The February 2014 issue of Consumer Reports concludes "that most raw chicken breasts are contaminated with bacteria, including antibiotic-resistant strains."
By VICTOR E. SASSON
An investigation by Consumer Reports magazine led to a startling conclusion:
"Ninety-seven percent of the [chicken] breasts we tested harbored bacteria that could make you sick."
"Consumer Reports' recent analysis of more than 300 raw chicken breasts purchased at stores across the U.S. found potentially harmful bacteria lurking in almost all of the chicken, including organic brands."
Chicken can kill

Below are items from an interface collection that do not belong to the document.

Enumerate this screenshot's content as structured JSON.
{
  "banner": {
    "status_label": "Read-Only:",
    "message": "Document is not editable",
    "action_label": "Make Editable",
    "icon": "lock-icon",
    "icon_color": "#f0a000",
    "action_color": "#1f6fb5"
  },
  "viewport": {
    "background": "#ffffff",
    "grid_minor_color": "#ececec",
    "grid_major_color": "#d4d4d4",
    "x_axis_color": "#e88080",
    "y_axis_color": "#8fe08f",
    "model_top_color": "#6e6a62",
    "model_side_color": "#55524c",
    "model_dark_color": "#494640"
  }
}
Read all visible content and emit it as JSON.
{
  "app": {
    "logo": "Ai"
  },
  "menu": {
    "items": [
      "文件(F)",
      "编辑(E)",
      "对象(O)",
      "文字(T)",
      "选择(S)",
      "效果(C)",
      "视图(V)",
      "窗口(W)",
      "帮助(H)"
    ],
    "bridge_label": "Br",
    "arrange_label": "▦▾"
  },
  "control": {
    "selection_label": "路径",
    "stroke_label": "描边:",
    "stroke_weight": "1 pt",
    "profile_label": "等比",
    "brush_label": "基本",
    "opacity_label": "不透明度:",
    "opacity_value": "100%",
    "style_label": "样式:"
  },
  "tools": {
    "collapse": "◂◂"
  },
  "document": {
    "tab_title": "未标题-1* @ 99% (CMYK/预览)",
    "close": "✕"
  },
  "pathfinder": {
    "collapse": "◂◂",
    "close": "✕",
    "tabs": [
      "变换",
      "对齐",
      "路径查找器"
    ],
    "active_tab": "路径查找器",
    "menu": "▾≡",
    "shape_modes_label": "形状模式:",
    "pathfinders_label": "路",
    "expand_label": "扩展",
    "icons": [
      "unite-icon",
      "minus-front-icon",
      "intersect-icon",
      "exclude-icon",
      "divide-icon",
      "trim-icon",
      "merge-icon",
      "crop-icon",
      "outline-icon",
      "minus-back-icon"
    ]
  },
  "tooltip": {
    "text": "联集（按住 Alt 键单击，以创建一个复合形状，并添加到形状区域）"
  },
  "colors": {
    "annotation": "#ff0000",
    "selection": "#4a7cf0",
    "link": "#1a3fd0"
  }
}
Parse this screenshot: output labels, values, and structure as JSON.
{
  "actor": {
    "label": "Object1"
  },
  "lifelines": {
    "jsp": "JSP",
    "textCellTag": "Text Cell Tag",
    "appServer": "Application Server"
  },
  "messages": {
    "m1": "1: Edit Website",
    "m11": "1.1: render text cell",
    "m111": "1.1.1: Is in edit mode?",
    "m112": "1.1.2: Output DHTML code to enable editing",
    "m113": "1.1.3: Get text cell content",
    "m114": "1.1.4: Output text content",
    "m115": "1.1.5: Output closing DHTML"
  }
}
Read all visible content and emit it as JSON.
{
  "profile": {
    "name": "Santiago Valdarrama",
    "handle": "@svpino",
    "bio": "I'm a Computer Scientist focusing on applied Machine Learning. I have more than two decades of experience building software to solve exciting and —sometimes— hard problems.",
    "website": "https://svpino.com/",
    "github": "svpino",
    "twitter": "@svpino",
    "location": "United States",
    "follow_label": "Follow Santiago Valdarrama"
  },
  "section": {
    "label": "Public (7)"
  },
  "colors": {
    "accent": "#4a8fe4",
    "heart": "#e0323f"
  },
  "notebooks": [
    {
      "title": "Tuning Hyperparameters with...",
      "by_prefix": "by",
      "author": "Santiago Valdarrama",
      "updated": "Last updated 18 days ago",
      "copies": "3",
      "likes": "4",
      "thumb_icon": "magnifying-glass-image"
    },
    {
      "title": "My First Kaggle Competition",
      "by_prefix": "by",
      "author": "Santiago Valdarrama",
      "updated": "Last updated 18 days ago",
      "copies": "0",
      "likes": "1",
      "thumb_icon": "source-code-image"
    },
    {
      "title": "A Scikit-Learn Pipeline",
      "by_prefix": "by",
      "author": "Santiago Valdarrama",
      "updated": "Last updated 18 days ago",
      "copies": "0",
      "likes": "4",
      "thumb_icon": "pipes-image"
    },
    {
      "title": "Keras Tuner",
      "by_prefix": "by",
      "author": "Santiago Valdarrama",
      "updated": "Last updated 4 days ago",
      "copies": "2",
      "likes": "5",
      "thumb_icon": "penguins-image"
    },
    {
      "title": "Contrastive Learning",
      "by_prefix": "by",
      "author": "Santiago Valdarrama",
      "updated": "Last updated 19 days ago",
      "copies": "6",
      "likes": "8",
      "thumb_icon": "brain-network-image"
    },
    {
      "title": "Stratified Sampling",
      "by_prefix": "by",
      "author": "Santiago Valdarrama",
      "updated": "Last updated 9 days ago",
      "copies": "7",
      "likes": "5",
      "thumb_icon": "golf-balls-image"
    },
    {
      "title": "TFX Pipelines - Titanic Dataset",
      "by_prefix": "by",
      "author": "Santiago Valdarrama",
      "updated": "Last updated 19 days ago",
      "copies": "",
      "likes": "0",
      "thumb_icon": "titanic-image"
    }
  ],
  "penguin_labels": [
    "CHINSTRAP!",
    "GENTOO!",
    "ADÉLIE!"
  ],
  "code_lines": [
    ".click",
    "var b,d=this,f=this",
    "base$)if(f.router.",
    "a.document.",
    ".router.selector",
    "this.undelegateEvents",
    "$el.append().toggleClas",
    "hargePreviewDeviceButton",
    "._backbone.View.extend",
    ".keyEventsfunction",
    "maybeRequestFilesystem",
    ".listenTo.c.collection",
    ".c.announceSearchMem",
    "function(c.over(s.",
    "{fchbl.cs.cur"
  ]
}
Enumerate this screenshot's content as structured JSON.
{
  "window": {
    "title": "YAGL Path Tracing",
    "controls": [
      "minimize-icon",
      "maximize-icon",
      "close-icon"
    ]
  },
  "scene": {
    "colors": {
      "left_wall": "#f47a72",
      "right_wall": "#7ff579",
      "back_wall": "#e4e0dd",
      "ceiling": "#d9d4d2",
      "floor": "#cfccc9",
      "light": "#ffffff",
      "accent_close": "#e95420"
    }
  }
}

The magazine's February 2014 issue reports "more deaths were attributed to poultry than to any other commodity," according to an analysis of outbreaks from 1998 through 2008 by the national Centers for Disease Control and Prevention.
A total of 48 million people fall sick each year from eating tainted food.
Go drug free
"Still, there are good reasons for selecting chicken raised without the use of antibiotics," the magazine advises, adding:
"Buying those products supports farmers who keep their chickens off unnecessary drugs, and that's good for your health and preserves the effectiveness of antibiotics.
"'Chickens without antibiotic resistance to salmonella and other dangerous pathogens can't pass antibiotic-resistant bugs onto you,' says Dr. Robert Lawrence, a professor at the John Hopkins Bloomberg School of Public Health."
|The Costco Connection cover story on "making food safer from farm to table" includes an appetizing photo of cooked poultry, produce and wine.|
Costco weighs in
The Costco Connection magazine takes a starkly different approach to its report on food safety.
In a cover story in the January 2014 issue, Editor Tim Talevich asks whether government regulators are "making progress in the effort to make food safer?"
To answer this question, the editor met with officials from the U.S. Department of Agriculture's Food Safety and Inspection Service.
He also asked Craig Wilson, who oversees "Costco's food safety and quality-assurance program, to explain how food safety is promoted within Costco, from fresh meats prepared in warehouse meat departments to packaged foods that come from suppliers."
The magazine doesn't discuss Costco Wholesale food products that are raised on animal antibiotics, growth hormones or both.
The vast majority of meat and poultry sold at my Costco Wholesale contain harmful animal antibiotics, and labels on farmed fish are silent on whether their feed contains antibiotics or preservatives.
That includes the wildly popular Kirkland Signature whole rotisserie chickens.
At the Hackenack Costco, I've seen two antibiotic-free poultry brands, Coleman Organic and Empire Kosher. The store also carries organic ground beef.
The ShopRite and Stop & Shop supermarket chains also offer their own brands of antibiotic-free chicken, and I've seen Coleman Organic chicken parts in several North Jersey ShopRites.
Whole Foods Market pledges all of its farmed seafood is raised without antibiotics and preservatives.
Consumer Reports could have done a better job of communicating that all chicken, including more expensive organic and antibiotic-free brands, can be contaminated with bacteria.
A heading in the index, repeated in a prominent headline on Page 30 of the February 2014 issue reads:
"The high cost of cheap chicken"
Also, chicken breasts aren't the only parts that harbor harmful bacteria.
The Consumer Reports article includes a photo and story about Richard Schiller, 51, of San Jose, Calif., who was sickened by a salmonella strain found in the Foster Farms chicken thighs he ate.